Consumer affinity across social media can reveal some surprising insights about how people shop and engage if they watch certain videos.
Video analytics firm Tubular Labs recently expanded its artificial intelligence and consumer insights tools to analyze video categories and social audience behaviors across some 1 million topics and 11 billion videos across YouTube, Facebook, Twitter, Instagram, Twitch and TikTok.
Subject material ranged from food consumed at Super Bowl watch parties to instructions for hair extensions — and showed a potential correlation to consumers’ shopping habits across other sites.
These data points might guide marketers on alternative spending options for their budgets that go beyond their business. For example, Food Network’s audience on social media was nine times more likely to visit websites of insurance brands like State Farm and Geico, according to Tubular. Tubular’s recent analysis also showed people who watched beauty videos were 5.84 times more likely to buy Nintendo DS games on Amazon compared to the average viewer.
“With the fast growth of video content across top social platforms, digging into how video behavior relates to shopping affinity gives advertisers what they need to justify social platform ROI in the face of what could be an uncertain 2023,” said Chrissy Werner, vp of marketing at Tubular Labs.

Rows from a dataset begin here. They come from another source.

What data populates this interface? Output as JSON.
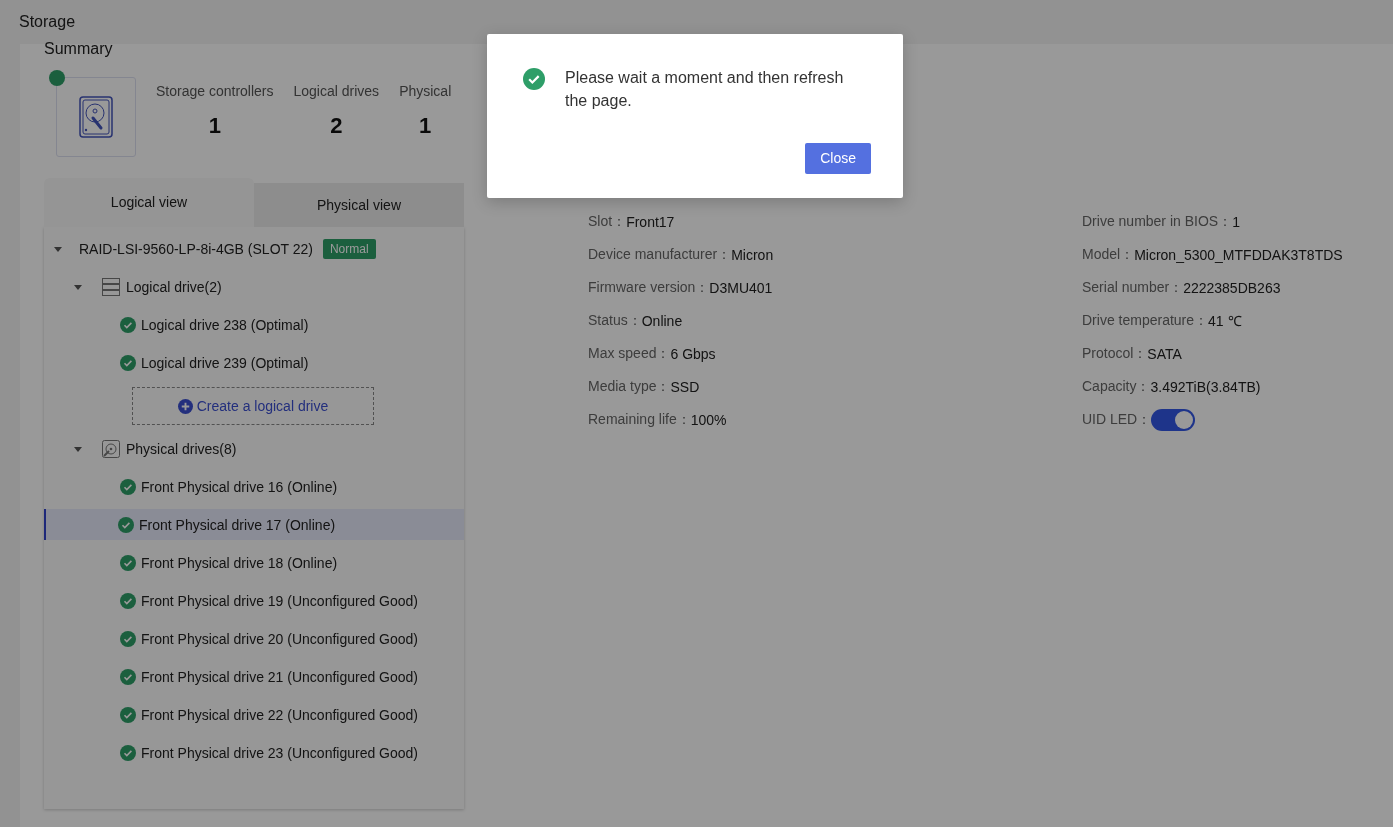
{
  "header": {
    "title": "Storage"
  },
  "summary": {
    "title": "Summary",
    "stats": [
      {
        "label": "Storage controllers",
        "value": "1"
      },
      {
        "label": "Logical drives",
        "value": "2"
      },
      {
        "label": "Physical",
        "value": "1"
      }
    ]
  },
  "tabs": [
    {
      "label": "Logical view",
      "selected": true
    },
    {
      "label": "Physical view",
      "selected": false
    }
  ],
  "tree": {
    "label": "RAID-LSI-9560-LP-8i-4GB (SLOT 22)",
    "badge": "Normal",
    "expanded": true,
    "children": [
      {
        "label": "Logical drive(2)",
        "kind": "logical-group",
        "expanded": true,
        "action": "Create a logical drive",
        "children": [
          {
            "label": "Logical drive 238 (Optimal)",
            "selected": false
          },
          {
            "label": "Logical drive 239 (Optimal)",
            "selected": false
          }
        ]
      },
      {
        "label": "Physical drives(8)",
        "kind": "physical-group",
        "expanded": true,
        "children": [
          {
            "label": "Front Physical drive 16 (Online)",
            "selected": false
          },
          {
            "label": "Front Physical drive 17 (Online)",
            "selected": true
          },
          {
            "label": "Front Physical drive 18 (Online)",
            "selected": false
          },
          {
            "label": "Front Physical drive 19 (Unconfigured Good)",
            "selected": false
          },
          {
            "label": "Front Physical drive 20 (Unconfigured Good)",
            "selected": false
          },
          {
            "label": "Front Physical drive 21 (Unconfigured Good)",
            "selected": false
          },
          {
            "label": "Front Physical drive 22 (Unconfigured Good)",
            "selected": false
          },
          {
            "label": "Front Physical drive 23 (Unconfigured Good)",
            "selected": false
          }
        ]
      }
    ]
  },
  "details": {
    "left": [
      {
        "label": "Slot：",
        "value": "Front17"
      },
      {
        "label": "Device manufacturer：",
        "value": "Micron"
      },
      {
        "label": "Firmware version：",
        "value": "D3MU401"
      },
      {
        "label": "Status：",
        "value": "Online"
      },
      {
        "label": "Max speed：",
        "value": "6 Gbps"
      },
      {
        "label": "Media type：",
        "value": "SSD"
      },
      {
        "label": "Remaining life：",
        "value": "100%"
      }
    ],
    "right": [
      {
        "label": "Drive number in BIOS：",
        "value": "1",
        "kind": "text"
      },
      {
        "label": "Model：",
        "value": "Micron_5300_MTFDDAK3T8TDS",
        "kind": "text"
      },
      {
        "label": "Serial number：",
        "value": "2222385DB263",
        "kind": "text"
      },
      {
        "label": "Drive temperature：",
        "value": "41 ℃",
        "kind": "text"
      },
      {
        "label": "Protocol：",
        "value": "SATA",
        "kind": "text"
      },
      {
        "label": "Capacity：",
        "value": "3.492TiB(3.84TB)",
        "kind": "text"
      },
      {
        "label": "UID LED：",
        "kind": "toggle",
        "on": true
      }
    ]
  },
  "dialog": {
    "message": "Please wait a moment and then refresh the page.",
    "button": "Close"
  }
}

In its latest report on navigating the social video landscape, Tubular covered its predictions on the future of search and marketing and the creator economy in the upcoming year. It also addressed the rise of augmented reality in virtual reality platforms, such as the metaverse or other immersive environments.
Next year, Tubular predicts that creators are poised to become bigger economic drivers. In the past year, influencer content was watched 13.2 times more than media and brand content combined, according to its research. Tubular also expects the influencer market to keep expanding, with 2023 projected influencer viewership hitting some 10 trillion views per month across all platforms. In January 2022, this was around 5 trillion views per month.
Creator marketing — which has been a trend this year — is causing many agencies to rethink their strategies on using content creators and social media influencers. Major holding agencies are also looking to creators when developing a commerce strategy.
“Shoppable livestreams or video content, paired with a credible influencer and raving comments from a community of viewers is an instant recipe for a believable, trusted sponsored social post,” said Amy Lanzi, coo of Publicis Commerce. “With this blueprint, we have built out … creator-led commerce solutions with partners like TikTok and Spotify that offer more personalization and closed loop measurement.”
Tubular also predicted that augmented reality will come into greater focus as marketers experiment with virtual worlds and platforms, an area in which Snap has hung its hat. The social media company is developing its own AR glasses called Spectacles to connect with virtual reality content.
In the past year, 15 billion videos were uploaded across platforms mentioning AR or VR, according to Tubular. This was 38% higher than the previous year, suggesting that social audiences are getting more engaged in the topic. And as some of the technologies, such as 5G and robotics, become more integrated, companies can expect “faster and more nimble solutions” while consumers see improved experiences, said Ian Liddicoat, CTO of AI advertising company Adludio.
The popularity of videos is showing that social is becoming the new place for search — just ask TikTok. When people are looking for answers, they tend to seek out videos more rather than text, which marketers should keep in mind when identifying new audiences, Tubular data suggested. Based on Tubular analysis of popular keyword searches, for instance, those searching for recipes were 204 times more likely to look for Green Giant products on Amazon. Those consuming sports videos were more likely to gravitate toward brands like OREI and Riot Games.
“As the creator economy’s importance continues to grow, brands and agencies need to go beyond just listening to where audiences exist, but also how content influences consumer purchasing decisions,” Werner said.